For those with a love for tropical plants, palms and cycads are great choices for a south-facing conservatory. They are typically very heat-tolerant, requiring full sun to partial shade to grow optimally.

The Kentia Palm, with its feathery, arching fronds, can add a touch of tropical elegance to your conservatory. It usually grows to a height of around 2 meters, with a similar spread. This palm prefers bright indirect light, making it well-suited to a south-facing conservatory.

Another plant that can give your conservatory a tropical feel is the Sago Palm. Despite its name, it is actually a type of cycad, known for its grown foliage that resembles the fronds of a palm tree. It’s a slow-growing plant that can reach a height and spread of about 1 meter. The Sago Palm is very heat tolerant and thrives in full sun or partial shade.

In Conclusion

The right choice of plants can transform your south-facing conservatory into a vibrant, soothing sanctuary, filled with the beauty of various blooms and the lush green of foliage. From the heat-loving succulents and exotic orchids to the fragrant citrus trees and the tropical palms, there are numerous options to choose from, each with unique characteristics that contribute to the overall appeal of your indoor garden.

Remember, it’s not just about the plant’s height spread, but also its ability to handle the high intensity of light and heat, its water requirements, and its ability to withstand the colder temperatures of winter. It’s also crucial to note that while some plants might enjoy direct sunlight, others will prefer bright indirect light.

With the right combination of these conservatory plants, you can create an inviting, inspiring space that serves as a testament to the beauty and resilience of nature.
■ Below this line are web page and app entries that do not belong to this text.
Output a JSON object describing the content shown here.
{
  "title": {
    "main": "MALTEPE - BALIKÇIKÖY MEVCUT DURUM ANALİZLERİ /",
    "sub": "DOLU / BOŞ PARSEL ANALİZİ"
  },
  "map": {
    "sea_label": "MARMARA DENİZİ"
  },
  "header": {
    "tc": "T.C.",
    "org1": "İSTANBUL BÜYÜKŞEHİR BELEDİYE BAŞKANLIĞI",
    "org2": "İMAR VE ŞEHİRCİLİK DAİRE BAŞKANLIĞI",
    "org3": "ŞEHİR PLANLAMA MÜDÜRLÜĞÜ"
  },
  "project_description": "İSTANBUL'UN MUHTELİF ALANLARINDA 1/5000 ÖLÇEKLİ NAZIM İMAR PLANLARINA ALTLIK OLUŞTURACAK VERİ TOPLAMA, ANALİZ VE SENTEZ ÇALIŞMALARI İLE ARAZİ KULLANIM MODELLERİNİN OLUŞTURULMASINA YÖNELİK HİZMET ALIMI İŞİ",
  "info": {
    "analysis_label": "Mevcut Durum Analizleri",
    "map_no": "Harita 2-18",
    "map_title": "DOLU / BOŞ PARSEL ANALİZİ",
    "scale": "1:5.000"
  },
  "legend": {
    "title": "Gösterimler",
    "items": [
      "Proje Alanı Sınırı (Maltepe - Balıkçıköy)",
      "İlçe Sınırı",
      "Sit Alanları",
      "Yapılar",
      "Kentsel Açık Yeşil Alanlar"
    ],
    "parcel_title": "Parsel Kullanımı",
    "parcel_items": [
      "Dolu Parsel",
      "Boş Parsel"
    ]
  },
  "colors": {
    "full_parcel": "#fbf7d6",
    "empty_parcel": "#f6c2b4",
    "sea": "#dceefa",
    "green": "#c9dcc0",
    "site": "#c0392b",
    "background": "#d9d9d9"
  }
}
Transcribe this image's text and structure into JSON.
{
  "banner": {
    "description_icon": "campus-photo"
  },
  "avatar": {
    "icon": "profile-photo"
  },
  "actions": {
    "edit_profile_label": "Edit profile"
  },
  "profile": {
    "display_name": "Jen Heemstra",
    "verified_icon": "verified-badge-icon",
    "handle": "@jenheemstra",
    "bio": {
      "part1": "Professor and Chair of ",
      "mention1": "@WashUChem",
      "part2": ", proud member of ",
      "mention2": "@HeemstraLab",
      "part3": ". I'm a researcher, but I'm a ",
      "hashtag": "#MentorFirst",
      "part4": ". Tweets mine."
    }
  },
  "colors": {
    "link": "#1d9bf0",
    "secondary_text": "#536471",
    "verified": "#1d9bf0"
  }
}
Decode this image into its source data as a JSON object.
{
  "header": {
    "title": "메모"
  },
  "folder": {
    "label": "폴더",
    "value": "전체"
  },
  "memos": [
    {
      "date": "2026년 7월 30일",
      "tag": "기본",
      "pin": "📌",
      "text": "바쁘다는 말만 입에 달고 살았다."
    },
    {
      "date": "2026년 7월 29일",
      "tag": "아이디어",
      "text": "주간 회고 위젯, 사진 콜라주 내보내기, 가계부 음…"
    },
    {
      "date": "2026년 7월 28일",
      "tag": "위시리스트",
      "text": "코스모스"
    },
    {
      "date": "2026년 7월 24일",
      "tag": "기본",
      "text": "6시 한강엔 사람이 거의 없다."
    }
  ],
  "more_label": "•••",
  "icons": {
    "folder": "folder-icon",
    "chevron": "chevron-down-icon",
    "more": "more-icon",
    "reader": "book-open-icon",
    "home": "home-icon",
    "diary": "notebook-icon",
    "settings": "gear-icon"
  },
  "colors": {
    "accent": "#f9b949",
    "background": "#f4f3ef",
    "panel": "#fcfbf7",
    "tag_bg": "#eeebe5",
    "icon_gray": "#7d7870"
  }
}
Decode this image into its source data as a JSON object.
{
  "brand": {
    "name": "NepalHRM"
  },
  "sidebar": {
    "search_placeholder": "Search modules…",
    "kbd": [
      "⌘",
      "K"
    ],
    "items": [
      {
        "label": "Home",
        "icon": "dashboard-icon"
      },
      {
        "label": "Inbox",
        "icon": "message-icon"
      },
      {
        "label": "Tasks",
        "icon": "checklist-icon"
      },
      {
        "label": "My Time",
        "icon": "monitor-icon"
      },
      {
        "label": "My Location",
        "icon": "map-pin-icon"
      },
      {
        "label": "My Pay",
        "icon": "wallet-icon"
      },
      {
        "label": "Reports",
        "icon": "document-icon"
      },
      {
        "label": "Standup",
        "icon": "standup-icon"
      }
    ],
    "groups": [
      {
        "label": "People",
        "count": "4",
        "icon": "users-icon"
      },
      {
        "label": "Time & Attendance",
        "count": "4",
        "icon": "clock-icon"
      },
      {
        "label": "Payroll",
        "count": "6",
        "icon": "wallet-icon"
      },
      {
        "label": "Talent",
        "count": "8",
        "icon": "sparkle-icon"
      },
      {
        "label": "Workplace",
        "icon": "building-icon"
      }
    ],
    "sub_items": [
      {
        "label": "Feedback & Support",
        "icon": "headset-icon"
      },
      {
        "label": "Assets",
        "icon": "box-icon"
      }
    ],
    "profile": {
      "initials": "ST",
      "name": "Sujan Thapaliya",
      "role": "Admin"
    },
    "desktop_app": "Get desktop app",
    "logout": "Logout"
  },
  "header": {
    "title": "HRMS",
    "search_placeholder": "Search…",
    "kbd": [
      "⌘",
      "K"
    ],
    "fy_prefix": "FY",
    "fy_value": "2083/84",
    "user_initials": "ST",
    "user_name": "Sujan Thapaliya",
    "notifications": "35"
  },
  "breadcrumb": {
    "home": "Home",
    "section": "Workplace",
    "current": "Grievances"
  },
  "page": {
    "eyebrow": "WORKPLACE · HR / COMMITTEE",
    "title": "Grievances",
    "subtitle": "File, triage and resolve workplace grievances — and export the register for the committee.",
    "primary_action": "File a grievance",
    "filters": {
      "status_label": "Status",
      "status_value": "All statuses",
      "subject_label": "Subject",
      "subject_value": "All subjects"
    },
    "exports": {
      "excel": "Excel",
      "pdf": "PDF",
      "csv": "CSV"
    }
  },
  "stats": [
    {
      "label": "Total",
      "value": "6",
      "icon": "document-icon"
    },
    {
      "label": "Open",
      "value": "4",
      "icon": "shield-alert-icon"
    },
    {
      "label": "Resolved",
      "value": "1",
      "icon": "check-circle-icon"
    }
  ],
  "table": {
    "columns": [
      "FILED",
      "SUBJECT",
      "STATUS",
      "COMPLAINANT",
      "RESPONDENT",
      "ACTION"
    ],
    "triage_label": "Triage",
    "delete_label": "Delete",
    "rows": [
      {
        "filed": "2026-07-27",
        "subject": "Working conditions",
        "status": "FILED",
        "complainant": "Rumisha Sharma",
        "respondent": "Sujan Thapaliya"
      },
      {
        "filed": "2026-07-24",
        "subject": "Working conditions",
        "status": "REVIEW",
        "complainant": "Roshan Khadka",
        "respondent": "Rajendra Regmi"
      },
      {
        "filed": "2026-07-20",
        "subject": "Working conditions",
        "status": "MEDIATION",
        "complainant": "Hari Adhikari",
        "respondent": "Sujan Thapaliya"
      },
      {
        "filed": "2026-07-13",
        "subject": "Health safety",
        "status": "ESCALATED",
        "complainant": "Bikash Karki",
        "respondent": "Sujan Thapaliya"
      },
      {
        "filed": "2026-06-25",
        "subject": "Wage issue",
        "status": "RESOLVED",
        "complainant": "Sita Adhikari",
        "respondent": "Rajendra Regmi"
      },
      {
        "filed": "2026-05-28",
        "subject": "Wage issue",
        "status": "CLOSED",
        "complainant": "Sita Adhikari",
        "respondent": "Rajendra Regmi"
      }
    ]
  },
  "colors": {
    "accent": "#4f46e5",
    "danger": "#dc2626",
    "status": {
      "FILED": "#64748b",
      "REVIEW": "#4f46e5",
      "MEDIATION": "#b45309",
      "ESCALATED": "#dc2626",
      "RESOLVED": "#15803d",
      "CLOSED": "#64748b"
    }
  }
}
Whether it’s the pink and white flowers of the Christmas Cactus in winter, the vibrant yellow flowers of the Bush Lily in spring, or the red fruits of the Calamondin Orange in summer and autumn, every season can bring a fresh wave of color and life to your conservatory.